*Your task*
Determine how many lines of the entries that follow contain "JSON", and respond with that number alone.

** Data for review follows **

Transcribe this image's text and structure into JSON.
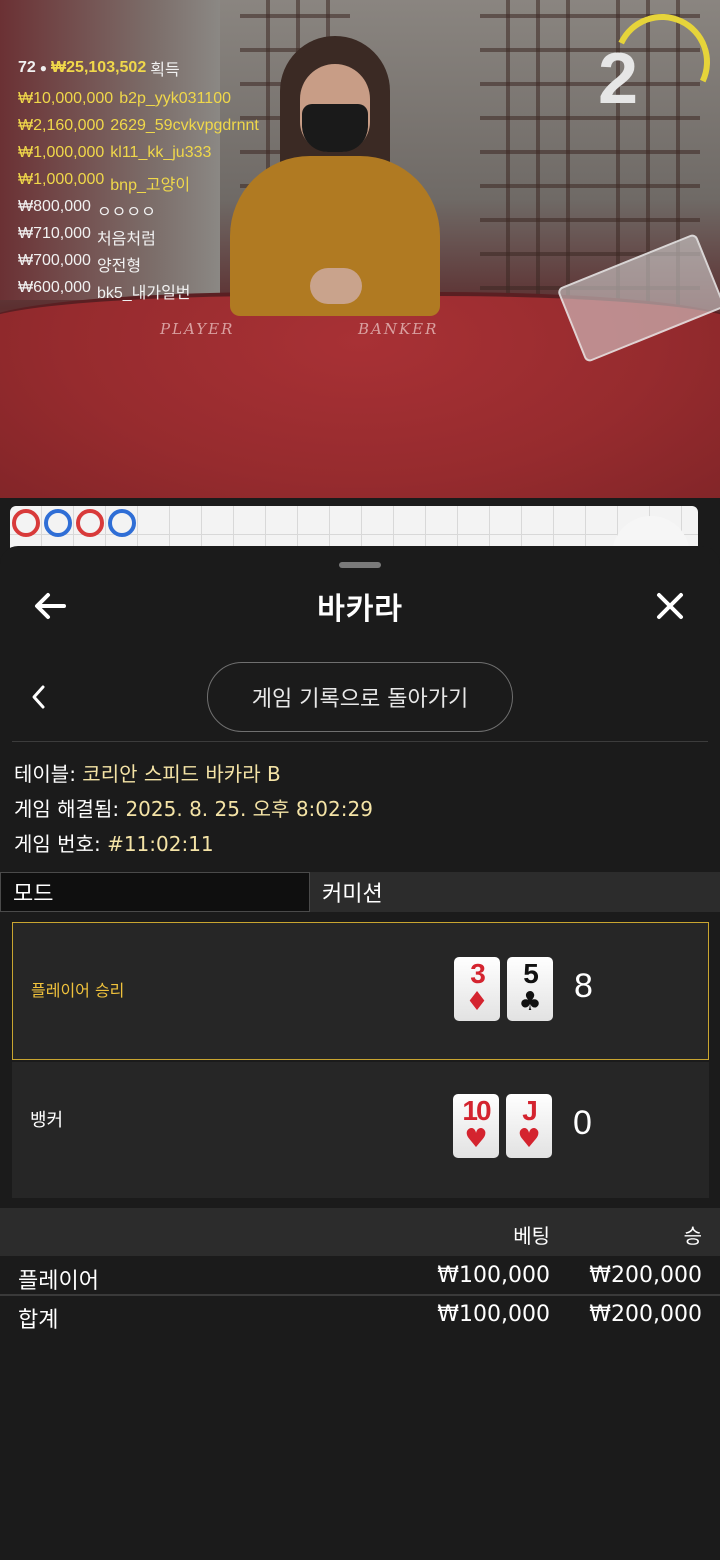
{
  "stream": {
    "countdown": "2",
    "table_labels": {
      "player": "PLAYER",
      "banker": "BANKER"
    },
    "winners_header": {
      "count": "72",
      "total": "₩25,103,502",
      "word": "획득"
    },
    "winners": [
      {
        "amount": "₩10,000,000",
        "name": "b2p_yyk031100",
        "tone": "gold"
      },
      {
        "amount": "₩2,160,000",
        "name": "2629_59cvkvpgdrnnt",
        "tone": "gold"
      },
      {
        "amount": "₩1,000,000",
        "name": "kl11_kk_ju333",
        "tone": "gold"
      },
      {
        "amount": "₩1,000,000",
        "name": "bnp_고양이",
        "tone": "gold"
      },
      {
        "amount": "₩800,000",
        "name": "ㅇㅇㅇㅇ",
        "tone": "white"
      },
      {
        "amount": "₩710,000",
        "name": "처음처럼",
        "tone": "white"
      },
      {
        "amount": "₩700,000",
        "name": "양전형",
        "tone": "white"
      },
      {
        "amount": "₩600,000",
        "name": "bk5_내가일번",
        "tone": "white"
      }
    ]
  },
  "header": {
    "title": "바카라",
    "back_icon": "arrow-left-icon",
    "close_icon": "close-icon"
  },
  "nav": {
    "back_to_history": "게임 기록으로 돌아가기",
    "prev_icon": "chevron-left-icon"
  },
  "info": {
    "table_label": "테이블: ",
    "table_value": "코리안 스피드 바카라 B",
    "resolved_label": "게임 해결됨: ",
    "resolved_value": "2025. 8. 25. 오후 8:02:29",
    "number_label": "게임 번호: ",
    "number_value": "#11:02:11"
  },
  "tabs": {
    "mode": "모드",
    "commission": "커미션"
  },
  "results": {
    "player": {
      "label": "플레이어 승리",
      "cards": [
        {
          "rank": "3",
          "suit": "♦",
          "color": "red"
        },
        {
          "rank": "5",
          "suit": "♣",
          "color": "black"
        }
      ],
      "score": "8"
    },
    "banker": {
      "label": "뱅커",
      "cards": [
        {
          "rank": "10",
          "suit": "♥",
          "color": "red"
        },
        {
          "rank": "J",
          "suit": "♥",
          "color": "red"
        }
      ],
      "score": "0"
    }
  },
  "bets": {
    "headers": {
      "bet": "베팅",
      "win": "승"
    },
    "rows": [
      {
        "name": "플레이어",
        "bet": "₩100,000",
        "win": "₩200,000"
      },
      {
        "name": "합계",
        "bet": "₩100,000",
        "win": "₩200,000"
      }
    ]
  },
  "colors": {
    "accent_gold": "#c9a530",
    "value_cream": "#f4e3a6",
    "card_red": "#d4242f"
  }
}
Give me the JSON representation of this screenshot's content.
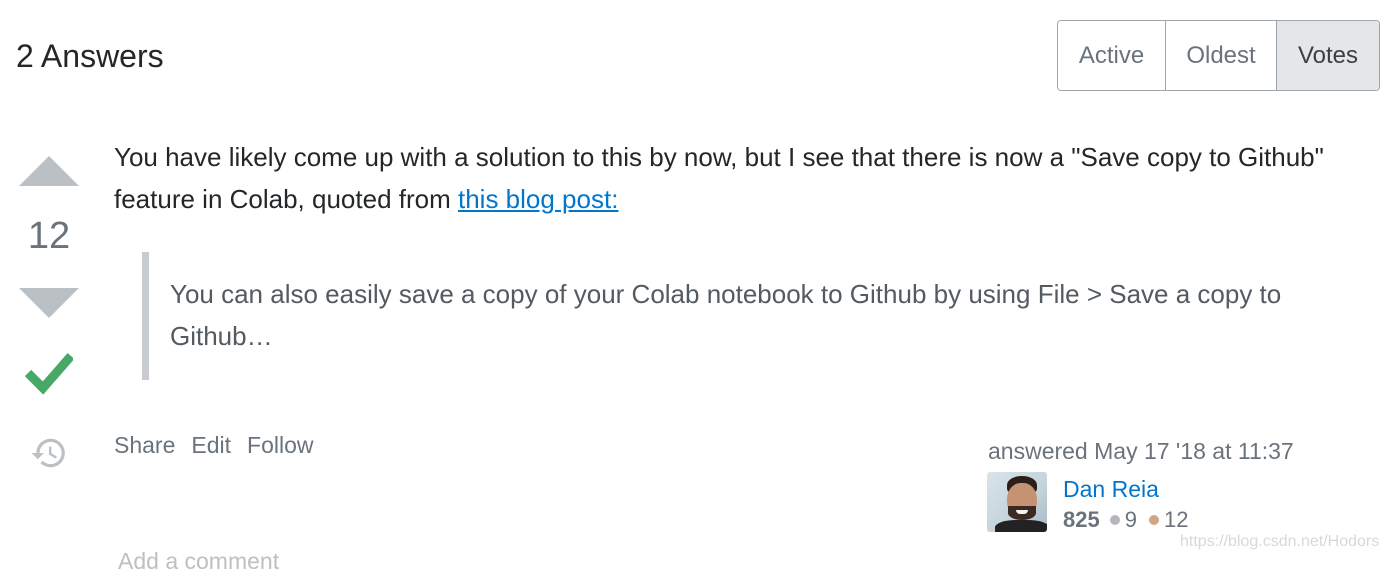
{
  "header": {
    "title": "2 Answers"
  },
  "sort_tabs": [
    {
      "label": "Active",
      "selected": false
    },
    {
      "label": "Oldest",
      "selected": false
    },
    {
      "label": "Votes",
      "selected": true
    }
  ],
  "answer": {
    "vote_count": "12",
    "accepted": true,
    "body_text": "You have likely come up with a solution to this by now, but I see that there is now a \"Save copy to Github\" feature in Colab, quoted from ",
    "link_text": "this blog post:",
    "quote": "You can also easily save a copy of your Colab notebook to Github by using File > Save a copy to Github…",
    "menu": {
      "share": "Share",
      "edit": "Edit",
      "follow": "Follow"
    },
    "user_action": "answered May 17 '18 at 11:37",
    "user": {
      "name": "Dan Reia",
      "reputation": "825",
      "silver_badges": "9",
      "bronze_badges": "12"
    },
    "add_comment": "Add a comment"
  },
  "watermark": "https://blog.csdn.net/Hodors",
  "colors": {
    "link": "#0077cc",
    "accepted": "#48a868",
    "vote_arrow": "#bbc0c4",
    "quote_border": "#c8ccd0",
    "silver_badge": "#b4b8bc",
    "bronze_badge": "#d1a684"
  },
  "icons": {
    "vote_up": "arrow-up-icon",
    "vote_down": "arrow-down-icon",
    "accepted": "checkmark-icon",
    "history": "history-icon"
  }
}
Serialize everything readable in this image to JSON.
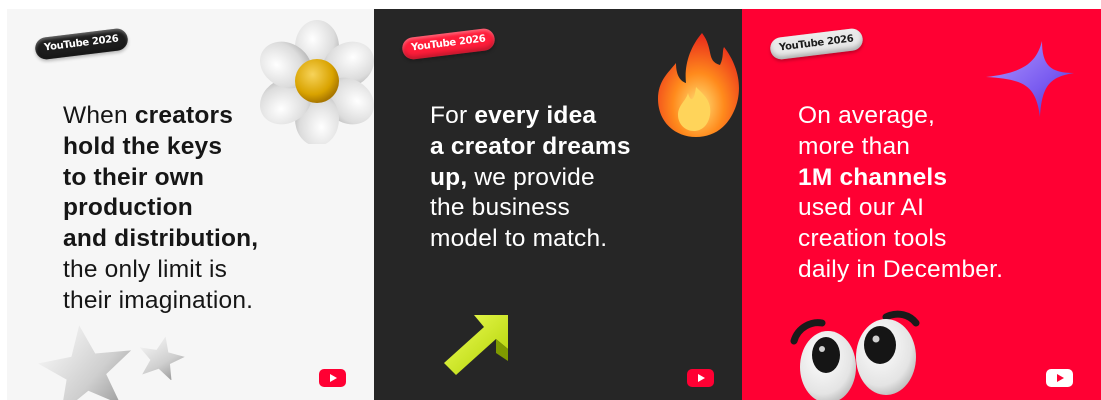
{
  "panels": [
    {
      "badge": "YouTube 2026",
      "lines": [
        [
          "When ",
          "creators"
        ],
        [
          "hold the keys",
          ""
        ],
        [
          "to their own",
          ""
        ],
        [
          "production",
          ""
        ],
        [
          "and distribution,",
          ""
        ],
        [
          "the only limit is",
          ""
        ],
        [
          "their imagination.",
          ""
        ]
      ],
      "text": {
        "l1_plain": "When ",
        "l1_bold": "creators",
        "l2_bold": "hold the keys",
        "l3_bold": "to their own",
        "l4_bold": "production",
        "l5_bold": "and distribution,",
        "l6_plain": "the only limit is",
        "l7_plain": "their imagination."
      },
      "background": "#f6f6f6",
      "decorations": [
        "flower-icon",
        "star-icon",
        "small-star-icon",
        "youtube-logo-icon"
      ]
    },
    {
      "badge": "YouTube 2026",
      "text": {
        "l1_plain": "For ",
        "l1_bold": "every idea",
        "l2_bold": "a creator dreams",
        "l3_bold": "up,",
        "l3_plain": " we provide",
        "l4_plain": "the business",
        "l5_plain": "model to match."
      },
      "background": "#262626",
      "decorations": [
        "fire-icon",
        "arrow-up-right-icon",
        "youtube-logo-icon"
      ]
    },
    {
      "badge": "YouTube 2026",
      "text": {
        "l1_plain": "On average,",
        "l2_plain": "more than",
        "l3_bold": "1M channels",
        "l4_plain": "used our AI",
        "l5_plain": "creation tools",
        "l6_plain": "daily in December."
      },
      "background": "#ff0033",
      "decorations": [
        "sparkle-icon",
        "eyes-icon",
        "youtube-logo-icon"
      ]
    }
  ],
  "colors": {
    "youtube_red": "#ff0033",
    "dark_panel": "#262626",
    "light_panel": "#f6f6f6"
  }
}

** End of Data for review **
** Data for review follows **

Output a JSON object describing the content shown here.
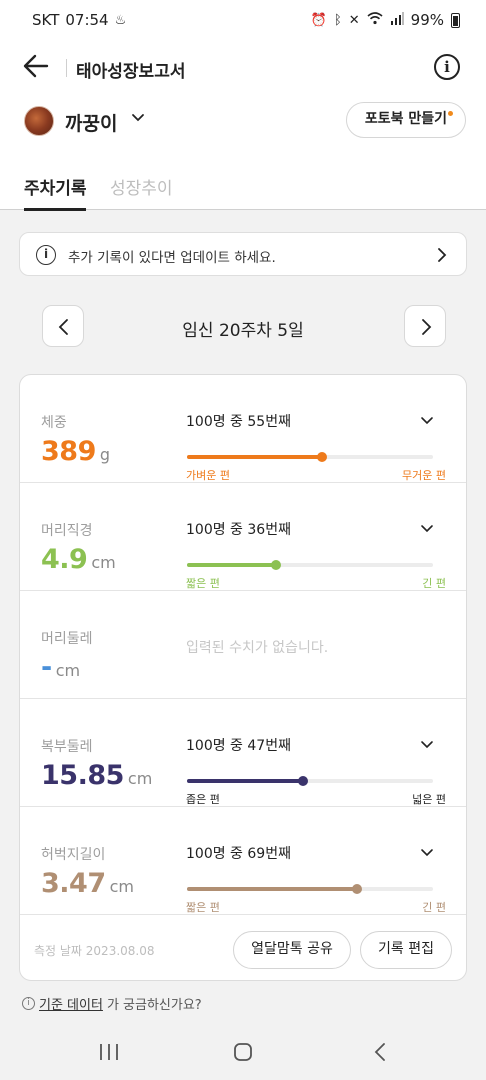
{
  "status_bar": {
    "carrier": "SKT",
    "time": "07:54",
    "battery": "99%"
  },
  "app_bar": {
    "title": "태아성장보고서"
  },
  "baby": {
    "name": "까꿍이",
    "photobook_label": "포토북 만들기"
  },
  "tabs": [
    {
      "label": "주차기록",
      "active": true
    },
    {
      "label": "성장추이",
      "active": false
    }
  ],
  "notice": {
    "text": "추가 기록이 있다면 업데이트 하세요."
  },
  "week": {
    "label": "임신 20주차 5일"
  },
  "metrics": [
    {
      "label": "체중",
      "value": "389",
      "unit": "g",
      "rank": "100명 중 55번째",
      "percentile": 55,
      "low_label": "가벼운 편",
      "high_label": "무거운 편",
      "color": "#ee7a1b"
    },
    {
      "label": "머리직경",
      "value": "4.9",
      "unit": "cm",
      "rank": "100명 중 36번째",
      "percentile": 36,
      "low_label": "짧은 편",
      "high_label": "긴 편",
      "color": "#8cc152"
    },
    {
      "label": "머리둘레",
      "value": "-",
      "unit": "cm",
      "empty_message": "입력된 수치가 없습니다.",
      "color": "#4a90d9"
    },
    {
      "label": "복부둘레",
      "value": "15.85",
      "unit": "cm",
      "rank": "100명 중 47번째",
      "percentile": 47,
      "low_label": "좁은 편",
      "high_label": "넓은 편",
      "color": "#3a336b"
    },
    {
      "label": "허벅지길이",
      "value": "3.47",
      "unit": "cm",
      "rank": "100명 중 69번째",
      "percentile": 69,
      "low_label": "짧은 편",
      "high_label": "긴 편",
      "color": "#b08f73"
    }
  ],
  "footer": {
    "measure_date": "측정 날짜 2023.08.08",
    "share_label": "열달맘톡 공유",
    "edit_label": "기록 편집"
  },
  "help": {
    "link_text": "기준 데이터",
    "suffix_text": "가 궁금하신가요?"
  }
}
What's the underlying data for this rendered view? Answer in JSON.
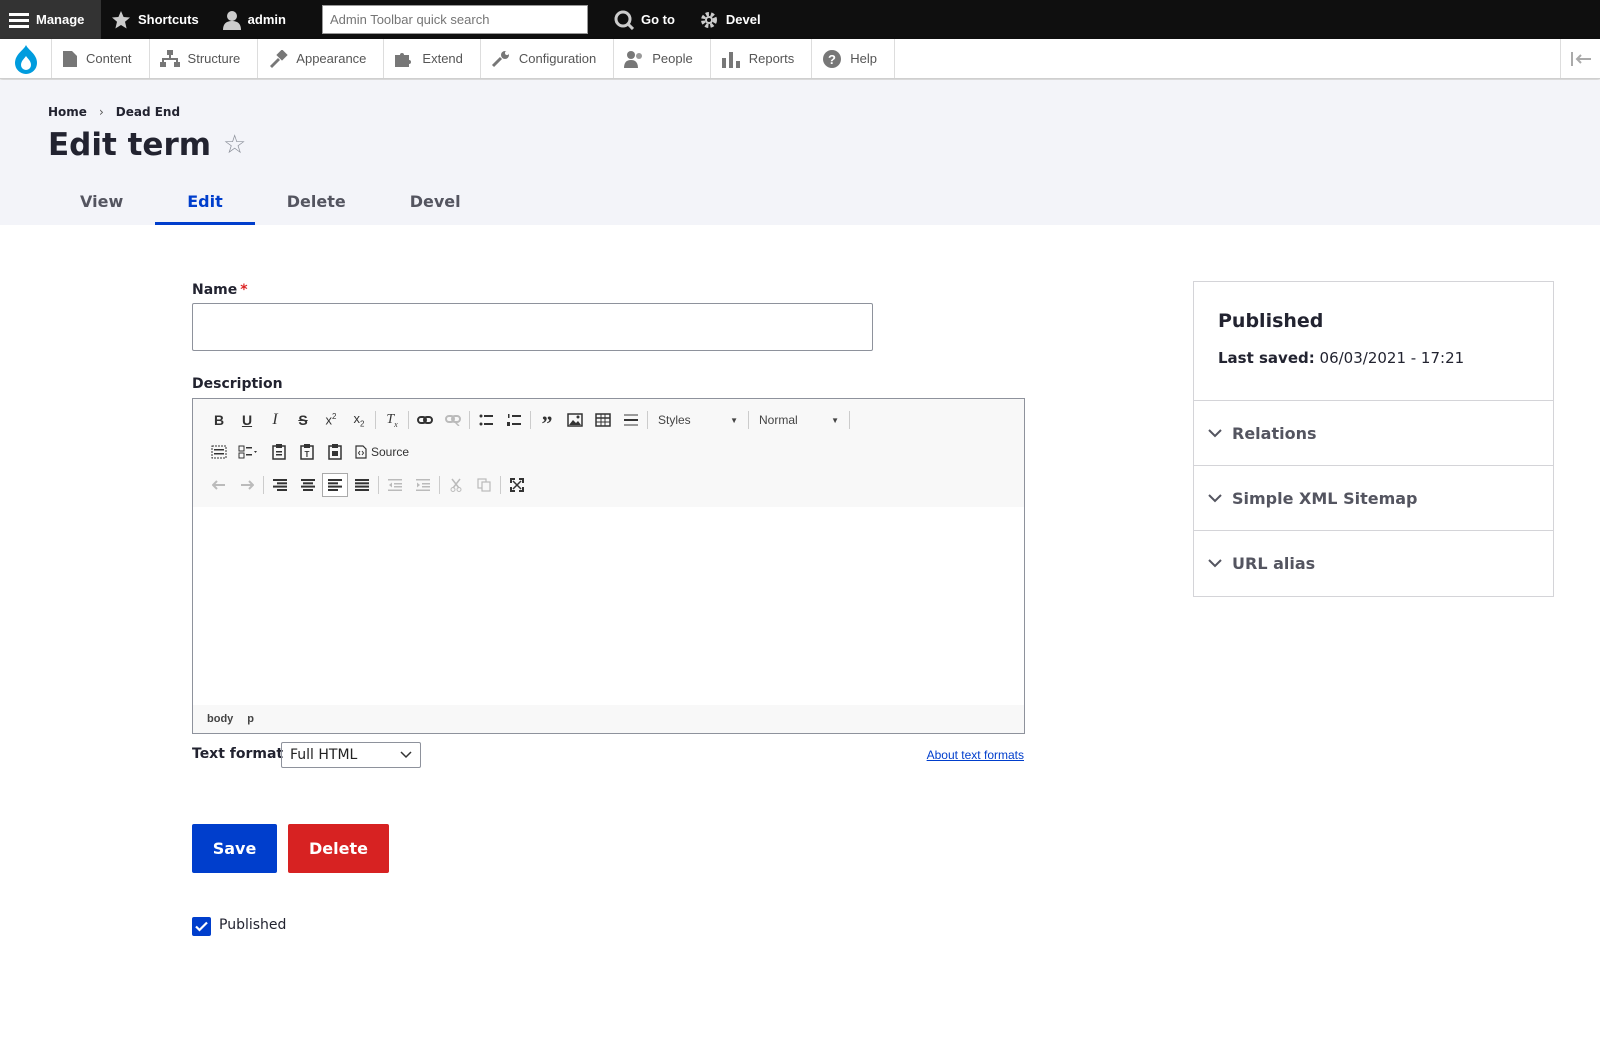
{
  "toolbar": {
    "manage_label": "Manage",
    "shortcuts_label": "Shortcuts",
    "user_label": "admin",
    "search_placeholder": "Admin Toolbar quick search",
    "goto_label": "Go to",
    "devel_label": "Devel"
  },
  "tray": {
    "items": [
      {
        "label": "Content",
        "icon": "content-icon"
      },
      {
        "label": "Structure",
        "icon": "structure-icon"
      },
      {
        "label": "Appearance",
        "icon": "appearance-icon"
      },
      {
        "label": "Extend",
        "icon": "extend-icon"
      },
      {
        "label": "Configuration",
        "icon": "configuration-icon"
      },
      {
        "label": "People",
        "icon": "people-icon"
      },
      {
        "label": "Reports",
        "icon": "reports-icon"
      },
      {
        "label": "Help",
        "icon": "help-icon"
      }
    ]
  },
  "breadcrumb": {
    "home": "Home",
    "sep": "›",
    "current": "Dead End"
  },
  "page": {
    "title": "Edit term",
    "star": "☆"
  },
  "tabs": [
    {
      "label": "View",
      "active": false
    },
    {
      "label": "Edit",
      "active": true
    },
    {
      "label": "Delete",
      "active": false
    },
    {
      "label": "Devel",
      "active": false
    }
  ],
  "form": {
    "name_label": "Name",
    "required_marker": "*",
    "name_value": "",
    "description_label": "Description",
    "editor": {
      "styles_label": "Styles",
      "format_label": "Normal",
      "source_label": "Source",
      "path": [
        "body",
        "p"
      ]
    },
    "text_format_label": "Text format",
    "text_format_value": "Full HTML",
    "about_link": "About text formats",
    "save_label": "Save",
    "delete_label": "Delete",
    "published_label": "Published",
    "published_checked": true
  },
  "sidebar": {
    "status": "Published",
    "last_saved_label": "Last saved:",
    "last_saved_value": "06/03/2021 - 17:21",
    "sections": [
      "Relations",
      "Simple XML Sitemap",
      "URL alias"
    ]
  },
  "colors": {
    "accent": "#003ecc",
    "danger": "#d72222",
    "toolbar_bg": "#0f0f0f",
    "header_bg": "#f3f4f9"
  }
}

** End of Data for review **

*Answer to this problem*
5